Here I sit, on a plane headed to Portland. Each time I travel to PLA or ALA, I play my own version of, “who’s a librarian?” as I scan the crowd waiting to board. Flying out of Oakland on a bus-sized plane this time, it isn’t nearly as much fun as past trips from Seattle, where gobs of librarians would happily fill the jet liner, some easy to spot with library-themed gear.
Today, on my half-full flight, the person next to me promptly pulled out the latest Library Journal upon taking his seat. Turns out both of us are exhibitors; (it’s my first time on the exhibit side rather than as a conference attendee) he represents a Chinese-language vendor en route to his first PLA. As a frequent PLA and ALA attendee, I gushed over the PLA experience—the sessions, the exhibits, the general good vibe. All great stuff!
He seemed pleased with my enthusiasm, and then took a free seat in front of us. Perhaps I was too enthusiastic. Ah well. What can I say? I tend to gush about libraries.
I’ve been thinking a lot about gushing these days, as that action--or really, skill--is gaining importance while libraries lose funding, force furloughs, and in some cases—too many cases—close doors.
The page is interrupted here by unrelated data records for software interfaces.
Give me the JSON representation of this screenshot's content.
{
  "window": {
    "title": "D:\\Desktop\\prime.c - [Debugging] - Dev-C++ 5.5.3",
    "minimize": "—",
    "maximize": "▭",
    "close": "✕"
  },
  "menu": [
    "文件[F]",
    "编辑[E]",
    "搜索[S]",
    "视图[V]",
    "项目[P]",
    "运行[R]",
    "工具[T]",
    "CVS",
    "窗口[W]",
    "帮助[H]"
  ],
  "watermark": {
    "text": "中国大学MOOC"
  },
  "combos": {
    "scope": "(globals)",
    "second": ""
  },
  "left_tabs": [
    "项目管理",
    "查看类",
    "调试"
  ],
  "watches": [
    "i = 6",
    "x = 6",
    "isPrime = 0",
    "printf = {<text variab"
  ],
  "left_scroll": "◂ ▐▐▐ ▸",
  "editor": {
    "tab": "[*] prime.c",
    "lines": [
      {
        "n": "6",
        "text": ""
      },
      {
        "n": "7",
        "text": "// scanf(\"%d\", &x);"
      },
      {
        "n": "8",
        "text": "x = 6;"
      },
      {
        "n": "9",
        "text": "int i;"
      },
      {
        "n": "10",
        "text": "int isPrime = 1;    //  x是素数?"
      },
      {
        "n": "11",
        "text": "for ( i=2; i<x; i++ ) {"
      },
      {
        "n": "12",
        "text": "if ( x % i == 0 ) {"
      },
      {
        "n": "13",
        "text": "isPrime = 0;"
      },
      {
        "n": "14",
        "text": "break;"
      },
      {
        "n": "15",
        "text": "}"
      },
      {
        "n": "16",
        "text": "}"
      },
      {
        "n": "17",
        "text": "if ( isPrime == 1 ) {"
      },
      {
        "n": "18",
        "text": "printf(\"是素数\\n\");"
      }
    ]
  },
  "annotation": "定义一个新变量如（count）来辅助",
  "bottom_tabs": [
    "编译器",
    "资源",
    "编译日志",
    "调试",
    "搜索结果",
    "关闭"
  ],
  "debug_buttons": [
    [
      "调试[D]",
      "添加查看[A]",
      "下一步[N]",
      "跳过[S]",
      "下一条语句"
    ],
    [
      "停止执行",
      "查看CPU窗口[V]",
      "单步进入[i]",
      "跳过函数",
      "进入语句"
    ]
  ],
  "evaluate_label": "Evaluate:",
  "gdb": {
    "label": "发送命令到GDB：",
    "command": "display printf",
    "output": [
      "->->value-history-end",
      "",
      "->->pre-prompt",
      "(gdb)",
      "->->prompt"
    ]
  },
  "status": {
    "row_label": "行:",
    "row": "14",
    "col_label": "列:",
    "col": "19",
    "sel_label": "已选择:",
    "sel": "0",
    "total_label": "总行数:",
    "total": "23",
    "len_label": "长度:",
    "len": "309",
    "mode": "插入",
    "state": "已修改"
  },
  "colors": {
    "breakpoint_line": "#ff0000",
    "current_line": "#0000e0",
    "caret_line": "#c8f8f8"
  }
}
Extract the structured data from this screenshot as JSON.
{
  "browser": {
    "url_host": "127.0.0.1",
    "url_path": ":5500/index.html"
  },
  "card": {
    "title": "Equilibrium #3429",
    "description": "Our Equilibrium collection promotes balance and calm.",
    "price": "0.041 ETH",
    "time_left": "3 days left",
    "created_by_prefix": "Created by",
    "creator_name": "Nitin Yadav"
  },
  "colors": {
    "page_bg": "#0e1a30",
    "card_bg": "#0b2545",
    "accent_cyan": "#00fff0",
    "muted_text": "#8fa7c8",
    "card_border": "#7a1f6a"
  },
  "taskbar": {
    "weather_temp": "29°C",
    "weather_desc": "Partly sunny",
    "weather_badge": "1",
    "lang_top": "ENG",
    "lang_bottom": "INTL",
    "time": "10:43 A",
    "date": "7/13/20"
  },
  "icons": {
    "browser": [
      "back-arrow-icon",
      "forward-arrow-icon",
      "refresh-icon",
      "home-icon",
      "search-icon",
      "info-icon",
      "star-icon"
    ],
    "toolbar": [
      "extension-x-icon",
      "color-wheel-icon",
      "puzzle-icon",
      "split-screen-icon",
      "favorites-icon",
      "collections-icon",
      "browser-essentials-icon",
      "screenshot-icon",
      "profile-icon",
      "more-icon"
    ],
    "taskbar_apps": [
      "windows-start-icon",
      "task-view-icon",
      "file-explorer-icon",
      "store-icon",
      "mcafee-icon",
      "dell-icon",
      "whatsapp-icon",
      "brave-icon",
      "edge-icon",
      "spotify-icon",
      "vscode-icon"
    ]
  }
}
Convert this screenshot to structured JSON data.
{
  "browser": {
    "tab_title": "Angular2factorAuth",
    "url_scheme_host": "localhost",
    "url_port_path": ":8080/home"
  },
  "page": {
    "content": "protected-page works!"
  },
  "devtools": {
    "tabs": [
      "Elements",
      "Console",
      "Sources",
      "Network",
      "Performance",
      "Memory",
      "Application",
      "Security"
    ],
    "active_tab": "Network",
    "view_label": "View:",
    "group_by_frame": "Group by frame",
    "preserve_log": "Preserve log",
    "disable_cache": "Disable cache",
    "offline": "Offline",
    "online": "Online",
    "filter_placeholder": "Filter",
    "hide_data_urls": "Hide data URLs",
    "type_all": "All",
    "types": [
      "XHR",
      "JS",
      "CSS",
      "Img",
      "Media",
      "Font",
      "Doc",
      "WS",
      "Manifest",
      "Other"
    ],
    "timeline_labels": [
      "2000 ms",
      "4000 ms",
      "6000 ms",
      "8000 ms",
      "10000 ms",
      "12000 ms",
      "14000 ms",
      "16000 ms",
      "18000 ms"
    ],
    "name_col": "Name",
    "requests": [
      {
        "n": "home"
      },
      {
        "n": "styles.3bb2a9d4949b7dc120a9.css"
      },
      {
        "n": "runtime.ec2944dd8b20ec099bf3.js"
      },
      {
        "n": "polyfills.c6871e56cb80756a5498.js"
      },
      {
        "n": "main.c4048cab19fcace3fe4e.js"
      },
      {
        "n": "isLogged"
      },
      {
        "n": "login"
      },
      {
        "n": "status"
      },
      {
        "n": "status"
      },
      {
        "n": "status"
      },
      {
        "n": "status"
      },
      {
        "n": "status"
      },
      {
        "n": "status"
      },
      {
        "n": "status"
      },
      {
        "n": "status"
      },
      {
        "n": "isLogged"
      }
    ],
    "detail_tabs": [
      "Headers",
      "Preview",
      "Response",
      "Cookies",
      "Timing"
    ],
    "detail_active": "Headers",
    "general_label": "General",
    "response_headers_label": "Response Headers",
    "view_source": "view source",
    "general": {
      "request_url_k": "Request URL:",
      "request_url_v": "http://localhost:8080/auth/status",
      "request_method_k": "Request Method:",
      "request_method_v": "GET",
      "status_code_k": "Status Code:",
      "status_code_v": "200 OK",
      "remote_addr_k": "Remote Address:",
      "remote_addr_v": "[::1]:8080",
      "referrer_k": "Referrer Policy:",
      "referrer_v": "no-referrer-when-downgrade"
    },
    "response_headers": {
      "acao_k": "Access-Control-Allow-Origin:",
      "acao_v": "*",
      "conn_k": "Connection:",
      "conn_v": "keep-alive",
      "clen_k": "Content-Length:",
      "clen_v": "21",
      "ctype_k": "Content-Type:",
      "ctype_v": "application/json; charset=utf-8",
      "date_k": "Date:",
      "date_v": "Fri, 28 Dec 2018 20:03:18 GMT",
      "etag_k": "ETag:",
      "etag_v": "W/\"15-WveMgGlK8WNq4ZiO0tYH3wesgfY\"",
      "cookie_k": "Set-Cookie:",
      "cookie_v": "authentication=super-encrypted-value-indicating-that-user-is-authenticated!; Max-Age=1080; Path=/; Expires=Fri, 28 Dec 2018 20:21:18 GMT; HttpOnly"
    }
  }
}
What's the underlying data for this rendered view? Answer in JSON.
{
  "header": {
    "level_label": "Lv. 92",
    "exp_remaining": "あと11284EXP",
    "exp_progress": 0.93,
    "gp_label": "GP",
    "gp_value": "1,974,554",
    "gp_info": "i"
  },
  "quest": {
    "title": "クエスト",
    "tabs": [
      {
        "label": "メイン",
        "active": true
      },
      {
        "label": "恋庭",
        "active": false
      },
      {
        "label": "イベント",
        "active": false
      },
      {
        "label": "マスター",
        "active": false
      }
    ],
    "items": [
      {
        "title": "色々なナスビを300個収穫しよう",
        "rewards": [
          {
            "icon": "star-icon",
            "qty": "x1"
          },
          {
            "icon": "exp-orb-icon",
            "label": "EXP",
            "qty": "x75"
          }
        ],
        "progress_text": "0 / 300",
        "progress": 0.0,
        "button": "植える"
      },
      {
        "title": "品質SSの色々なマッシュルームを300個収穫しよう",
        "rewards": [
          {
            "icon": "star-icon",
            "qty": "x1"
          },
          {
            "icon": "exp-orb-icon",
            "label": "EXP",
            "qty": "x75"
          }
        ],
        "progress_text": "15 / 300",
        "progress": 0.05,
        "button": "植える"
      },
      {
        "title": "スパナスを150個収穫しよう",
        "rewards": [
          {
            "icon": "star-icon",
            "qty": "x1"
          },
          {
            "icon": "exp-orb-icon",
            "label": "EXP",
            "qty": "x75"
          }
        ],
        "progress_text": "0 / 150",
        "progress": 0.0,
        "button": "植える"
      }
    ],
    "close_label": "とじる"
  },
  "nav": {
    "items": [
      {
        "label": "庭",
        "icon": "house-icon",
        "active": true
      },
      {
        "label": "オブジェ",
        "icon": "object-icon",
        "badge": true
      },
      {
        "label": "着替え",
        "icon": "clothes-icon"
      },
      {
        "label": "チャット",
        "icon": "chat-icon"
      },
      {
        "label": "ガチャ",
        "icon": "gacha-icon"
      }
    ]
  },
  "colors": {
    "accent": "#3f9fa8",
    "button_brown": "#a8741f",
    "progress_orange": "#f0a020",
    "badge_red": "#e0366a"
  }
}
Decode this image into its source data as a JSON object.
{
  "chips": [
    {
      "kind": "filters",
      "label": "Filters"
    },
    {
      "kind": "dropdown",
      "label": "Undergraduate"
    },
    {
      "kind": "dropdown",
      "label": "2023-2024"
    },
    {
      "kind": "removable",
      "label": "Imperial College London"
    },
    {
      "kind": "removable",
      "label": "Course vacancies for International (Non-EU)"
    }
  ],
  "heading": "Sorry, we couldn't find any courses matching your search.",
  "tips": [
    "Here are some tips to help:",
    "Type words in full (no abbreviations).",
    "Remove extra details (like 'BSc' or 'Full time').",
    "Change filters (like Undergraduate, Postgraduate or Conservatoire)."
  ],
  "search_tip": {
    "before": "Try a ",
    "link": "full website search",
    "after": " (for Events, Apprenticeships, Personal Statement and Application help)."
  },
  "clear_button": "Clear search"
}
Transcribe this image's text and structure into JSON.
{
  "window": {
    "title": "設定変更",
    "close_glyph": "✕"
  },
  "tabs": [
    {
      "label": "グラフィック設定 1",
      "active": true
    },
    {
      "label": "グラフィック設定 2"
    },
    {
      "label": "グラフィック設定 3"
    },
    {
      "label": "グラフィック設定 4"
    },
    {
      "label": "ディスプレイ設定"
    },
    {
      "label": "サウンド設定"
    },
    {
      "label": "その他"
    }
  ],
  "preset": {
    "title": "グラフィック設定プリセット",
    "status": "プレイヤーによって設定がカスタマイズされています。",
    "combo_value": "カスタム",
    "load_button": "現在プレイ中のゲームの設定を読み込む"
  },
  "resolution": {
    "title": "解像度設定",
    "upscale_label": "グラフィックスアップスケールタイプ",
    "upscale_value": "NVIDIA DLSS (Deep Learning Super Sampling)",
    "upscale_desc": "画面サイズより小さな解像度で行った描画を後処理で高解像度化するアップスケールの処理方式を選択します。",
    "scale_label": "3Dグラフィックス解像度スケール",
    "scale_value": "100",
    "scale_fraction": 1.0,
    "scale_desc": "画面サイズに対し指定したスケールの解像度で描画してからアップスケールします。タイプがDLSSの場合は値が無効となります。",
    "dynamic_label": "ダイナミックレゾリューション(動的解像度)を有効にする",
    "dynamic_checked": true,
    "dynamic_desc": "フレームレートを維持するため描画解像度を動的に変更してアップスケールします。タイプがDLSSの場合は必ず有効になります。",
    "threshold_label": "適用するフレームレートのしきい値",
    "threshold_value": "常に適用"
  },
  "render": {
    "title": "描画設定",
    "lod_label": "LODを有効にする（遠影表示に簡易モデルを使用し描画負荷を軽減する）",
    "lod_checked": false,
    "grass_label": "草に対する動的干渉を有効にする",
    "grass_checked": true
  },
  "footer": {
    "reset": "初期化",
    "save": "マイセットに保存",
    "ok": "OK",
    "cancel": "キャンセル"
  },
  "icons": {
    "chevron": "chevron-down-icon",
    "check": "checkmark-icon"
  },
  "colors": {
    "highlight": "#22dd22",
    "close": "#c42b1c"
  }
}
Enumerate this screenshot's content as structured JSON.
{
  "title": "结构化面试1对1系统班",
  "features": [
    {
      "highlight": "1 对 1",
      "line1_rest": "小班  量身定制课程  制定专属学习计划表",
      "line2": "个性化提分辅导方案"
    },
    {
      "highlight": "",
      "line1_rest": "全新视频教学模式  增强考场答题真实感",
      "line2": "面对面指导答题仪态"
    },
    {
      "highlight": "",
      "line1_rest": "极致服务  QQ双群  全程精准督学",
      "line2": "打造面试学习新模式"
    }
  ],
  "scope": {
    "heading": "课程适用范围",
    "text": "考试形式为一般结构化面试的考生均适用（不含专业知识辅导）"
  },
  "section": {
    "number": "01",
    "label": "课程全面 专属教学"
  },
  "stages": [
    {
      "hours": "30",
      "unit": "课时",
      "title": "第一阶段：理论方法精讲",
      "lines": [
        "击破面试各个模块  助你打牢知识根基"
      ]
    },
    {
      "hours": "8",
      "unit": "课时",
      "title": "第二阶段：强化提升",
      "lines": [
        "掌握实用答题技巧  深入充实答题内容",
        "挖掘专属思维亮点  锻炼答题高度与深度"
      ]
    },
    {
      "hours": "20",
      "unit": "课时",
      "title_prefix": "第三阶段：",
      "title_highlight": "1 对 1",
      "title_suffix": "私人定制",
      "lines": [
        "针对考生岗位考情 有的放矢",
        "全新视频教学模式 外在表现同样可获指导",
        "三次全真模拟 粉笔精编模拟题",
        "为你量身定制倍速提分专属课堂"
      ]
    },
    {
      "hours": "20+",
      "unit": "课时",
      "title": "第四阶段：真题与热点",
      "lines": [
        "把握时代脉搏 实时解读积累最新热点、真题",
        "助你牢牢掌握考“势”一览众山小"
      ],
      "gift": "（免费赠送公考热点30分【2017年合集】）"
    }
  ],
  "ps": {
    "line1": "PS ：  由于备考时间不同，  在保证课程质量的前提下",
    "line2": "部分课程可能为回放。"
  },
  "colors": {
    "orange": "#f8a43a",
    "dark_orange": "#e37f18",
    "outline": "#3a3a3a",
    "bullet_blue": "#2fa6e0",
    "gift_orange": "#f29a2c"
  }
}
Advocating for our libraries has become priority number one, and libraries are employing creative modes at every turn. From statewide mass photo collections (Kansas snapshot day) to Facebook Fan pages with opportunities to donate to the library (San Rafael Public Library), to Twitter feeds and web sites demanding libraries be saved (in IL, OH... to many to list), to ALA collaborations with popular magazines, to the recent development of SaveLibraries.org, a site developed by my friend Lori Reed, an ardent library activist whose library is facing dramatic cuts. All of these creative outlets are variations on a theme: Gush. Proudly. Loudly. And Often. Spread the word, and when folks take a different seat, don't be dismayed. Keep on keepin' on.